The Deputy AG also announced the establishment of a National Cryptocurrency Enforcement Team (NCET) that will handle investigations into and prosecutions of “criminal misuses of cryptocurrency,” particularly those involving virtual currency exchanges, mixing and tumbling services, and money laundering organizations or individuals. The NCET will also help, as much as possible, in the recovery of assets stolen during the course of a fraud or extortion scheme, including cryptocurrency ransoms paid during cyberattacks.
Separately, the Department of Homeland Security announced Wednesday that the Transportation Security Administration (TSA) will be implementing new requirements for the railroad and airline sectors, including measures designed to “[chip] away at voluntary cybersecurity incident reporting,” and setting a new cybersecurity “baseline” that will cover more companies in these industries. In addition to stricter reporting mandates, companies will need to have a designated cybersecurity point of contact, and a comprehensive contingency and recovery plan in the case they are targeted by cybercriminals.
The Civil Cyber-Fraud Initiative will be led by the Civil Division’s Commercial Litigation Branch, Fraud Section. The aim is to use the False Claims Act (FCA) to target these federal contractors. The FCA was enacted in 1863 after widespread defense contractor fraud noted during the Civil War, and says that anyone who has knowingly submitted false claims to the federal government is subject to certain damages and fines. The DOJ says that in the fiscal year ending Sept. 30, 2020, it had collected over $2.2 billion in settlements and judgments from civil cases involving fraud and false claims against the government.
Targets include companies that knowingly do not provide adequate security for U.S. information or systems, as well as those who knowingly misrepresent their cybersecurity practices or protocols and who knowingly do not comply with government requirements to report any breach.

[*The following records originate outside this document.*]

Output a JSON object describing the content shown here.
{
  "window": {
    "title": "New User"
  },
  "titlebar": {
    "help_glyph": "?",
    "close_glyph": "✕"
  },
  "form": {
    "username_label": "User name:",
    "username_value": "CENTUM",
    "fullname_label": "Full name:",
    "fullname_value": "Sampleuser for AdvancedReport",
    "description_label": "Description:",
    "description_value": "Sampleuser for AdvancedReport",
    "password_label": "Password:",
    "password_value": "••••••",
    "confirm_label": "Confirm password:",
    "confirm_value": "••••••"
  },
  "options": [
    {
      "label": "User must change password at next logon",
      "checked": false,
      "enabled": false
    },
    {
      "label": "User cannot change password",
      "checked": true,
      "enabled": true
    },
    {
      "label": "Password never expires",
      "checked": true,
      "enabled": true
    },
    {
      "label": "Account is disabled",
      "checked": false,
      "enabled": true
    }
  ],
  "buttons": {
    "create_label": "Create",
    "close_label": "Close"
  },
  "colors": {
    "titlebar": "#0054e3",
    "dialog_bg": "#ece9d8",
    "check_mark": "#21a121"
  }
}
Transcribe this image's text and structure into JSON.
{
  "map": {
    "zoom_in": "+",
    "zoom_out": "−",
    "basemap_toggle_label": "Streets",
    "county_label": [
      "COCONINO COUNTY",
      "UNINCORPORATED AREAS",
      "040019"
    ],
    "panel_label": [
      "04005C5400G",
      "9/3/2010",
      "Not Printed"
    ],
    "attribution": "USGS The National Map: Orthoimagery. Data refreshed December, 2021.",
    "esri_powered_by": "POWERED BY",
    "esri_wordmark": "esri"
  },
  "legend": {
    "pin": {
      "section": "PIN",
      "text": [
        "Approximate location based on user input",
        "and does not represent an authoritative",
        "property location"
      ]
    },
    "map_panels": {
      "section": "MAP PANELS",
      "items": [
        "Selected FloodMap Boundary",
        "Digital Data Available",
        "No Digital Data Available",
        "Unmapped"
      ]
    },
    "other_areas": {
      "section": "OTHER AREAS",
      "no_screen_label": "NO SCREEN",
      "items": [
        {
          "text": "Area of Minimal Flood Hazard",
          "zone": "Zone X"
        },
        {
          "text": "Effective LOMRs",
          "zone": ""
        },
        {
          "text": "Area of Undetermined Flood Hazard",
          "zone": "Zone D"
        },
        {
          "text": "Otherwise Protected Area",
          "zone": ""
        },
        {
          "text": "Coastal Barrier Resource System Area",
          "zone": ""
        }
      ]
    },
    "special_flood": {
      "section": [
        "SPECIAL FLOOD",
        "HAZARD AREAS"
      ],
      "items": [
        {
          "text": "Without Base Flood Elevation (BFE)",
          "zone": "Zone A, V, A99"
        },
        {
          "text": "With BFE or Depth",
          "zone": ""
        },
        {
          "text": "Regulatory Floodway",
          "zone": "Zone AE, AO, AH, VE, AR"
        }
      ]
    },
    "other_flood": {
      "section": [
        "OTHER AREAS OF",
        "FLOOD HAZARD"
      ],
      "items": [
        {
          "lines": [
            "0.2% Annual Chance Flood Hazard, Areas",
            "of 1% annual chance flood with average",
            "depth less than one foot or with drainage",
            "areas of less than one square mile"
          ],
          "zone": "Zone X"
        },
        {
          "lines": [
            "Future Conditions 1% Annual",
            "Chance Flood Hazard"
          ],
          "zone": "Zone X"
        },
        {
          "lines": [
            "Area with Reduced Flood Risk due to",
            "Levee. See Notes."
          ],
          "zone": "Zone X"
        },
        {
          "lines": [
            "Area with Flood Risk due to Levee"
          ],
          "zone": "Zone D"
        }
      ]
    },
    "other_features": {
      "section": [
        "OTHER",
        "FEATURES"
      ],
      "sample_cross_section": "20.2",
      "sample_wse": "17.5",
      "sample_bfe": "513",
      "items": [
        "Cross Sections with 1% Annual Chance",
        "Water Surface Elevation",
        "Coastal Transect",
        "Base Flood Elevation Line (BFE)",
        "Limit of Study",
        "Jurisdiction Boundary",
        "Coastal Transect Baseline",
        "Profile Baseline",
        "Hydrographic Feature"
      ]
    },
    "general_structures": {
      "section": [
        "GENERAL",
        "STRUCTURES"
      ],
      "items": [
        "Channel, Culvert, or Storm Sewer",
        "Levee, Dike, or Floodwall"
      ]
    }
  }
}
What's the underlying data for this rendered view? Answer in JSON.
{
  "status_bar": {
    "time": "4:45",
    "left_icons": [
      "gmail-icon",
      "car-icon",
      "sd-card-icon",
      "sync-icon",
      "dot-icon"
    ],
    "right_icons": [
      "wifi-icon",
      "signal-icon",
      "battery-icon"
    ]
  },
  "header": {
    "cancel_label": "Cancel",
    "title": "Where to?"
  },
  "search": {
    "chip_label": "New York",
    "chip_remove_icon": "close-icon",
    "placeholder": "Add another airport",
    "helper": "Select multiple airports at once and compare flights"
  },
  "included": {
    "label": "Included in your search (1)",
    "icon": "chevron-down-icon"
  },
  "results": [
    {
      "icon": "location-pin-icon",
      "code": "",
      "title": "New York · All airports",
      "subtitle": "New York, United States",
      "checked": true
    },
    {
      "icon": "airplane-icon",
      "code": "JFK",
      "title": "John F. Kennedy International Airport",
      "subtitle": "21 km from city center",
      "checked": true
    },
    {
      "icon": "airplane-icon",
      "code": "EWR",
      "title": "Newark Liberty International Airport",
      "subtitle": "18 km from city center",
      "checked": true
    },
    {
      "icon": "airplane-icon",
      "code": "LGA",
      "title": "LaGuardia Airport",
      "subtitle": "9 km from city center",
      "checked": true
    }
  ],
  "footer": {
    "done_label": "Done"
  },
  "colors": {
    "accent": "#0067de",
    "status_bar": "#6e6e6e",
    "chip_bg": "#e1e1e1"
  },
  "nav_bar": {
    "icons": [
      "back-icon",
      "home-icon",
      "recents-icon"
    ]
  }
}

Under the new initiative, the DOJ says it will also protect any whistleblowers who come forward with information regarding cybersecurity breaches and false practices by these companies.

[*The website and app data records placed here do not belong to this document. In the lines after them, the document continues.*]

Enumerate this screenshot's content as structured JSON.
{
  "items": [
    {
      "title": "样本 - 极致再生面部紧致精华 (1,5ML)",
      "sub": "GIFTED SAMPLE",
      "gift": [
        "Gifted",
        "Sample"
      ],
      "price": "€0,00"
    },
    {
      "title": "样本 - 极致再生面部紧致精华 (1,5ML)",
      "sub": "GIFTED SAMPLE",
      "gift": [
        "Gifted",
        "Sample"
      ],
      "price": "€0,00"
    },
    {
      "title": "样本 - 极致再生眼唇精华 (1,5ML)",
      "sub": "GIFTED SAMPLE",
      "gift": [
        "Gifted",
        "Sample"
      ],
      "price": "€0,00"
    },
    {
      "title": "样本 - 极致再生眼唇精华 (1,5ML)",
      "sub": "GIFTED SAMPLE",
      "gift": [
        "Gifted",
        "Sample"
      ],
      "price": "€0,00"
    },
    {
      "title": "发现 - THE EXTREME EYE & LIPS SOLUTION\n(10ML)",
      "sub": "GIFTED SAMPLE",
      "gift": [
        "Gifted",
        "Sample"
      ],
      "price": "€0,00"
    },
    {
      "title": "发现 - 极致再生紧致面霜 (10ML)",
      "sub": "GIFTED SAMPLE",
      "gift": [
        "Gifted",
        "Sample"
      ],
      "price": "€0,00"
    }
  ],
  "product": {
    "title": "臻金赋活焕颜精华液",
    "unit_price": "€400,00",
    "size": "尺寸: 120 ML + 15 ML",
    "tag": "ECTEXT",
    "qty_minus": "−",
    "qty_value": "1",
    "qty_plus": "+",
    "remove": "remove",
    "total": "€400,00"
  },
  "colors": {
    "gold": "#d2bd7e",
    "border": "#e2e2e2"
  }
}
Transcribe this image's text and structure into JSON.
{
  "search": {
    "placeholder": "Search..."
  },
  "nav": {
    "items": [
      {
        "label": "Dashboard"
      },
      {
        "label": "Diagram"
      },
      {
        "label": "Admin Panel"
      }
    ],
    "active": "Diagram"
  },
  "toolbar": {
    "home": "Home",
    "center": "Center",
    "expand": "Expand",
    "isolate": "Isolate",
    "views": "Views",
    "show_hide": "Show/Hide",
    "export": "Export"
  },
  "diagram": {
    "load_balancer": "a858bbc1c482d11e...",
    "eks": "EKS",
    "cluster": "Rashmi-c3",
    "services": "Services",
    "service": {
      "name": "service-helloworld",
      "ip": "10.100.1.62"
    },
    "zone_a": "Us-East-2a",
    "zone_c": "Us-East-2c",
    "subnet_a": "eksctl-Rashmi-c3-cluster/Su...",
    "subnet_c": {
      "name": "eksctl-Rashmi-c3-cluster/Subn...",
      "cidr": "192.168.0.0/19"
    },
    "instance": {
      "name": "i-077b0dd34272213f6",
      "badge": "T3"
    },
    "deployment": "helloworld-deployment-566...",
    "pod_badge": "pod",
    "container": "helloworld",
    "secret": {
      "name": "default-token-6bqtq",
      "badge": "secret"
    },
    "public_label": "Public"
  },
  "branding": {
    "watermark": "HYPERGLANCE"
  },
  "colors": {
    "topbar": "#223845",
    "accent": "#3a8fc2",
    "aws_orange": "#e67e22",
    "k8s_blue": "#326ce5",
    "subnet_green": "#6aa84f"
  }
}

There has been a widely reported spike in the number of cyberattacks targeting the U.S., specifically in critical infrastructure sectors like healthcare, oil and gas, energy, water, and education. This phenomenon has been described as a threat to national security by some of the top figures in President Joe Biden’s administration, including the president himself. The TSA issued a directive to energy pipeline companies following a cyberattack in May that pushed offline the Colonial Pipeline, the largest energy supplier in the U.S. that is responsible for much of the energy supplied to the eastern seaboard.
The government has been hamstrung in the past by being unable to police the private sector when it comes to handling and responding to cyberthreats and attacks. It has been able to little more than urge companies to report breaches, even as ransomware gangs have threatened dire consequences if victims do contact authorities.
Last month, the Biden administration announced sanctions against SUEX OTC, a Russia-based virtual currency brokerage that allegedly “helped at least eight ransomware gangs launder virtual currency,” to the tune of more than $370 million, with over 40% of its known transactions involving “illicit actors.”